**Assignment:** Show, from the entries below, every line in which "message" appears.

**Material for the task:**
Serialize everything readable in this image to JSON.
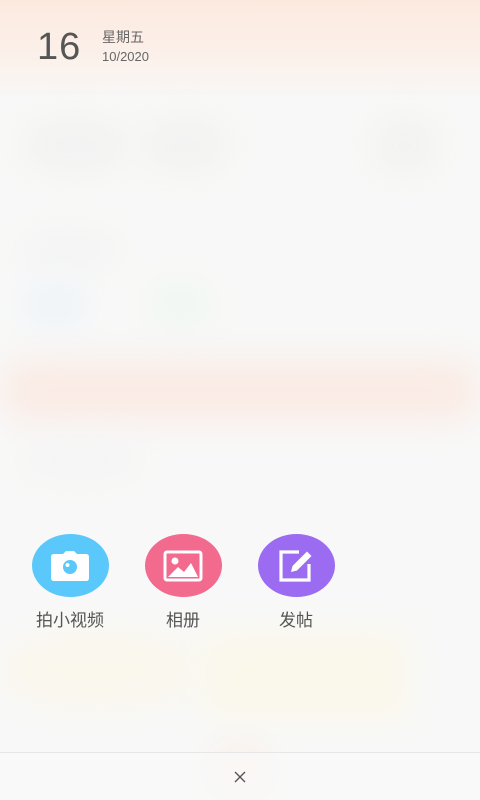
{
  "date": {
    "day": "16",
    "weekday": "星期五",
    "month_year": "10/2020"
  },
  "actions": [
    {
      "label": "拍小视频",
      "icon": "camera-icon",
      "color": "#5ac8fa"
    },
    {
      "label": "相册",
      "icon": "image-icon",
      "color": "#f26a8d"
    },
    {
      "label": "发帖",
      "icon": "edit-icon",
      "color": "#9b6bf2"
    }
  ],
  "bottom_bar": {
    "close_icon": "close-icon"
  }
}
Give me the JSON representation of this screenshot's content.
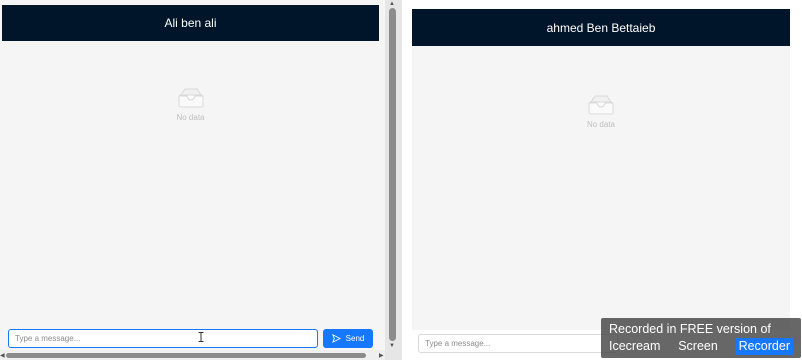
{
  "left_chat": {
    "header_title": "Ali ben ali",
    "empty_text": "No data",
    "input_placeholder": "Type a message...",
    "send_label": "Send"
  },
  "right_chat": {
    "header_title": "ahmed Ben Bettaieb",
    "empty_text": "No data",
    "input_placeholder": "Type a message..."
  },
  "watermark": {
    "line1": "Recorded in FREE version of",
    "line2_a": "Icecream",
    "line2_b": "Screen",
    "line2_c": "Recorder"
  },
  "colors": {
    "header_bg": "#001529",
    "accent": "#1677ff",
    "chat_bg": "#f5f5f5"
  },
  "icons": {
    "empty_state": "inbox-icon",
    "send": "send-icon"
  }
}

**Answer box:**
    "input_placeholder": "Type a message...",
    "input_placeholder": "Type a message..."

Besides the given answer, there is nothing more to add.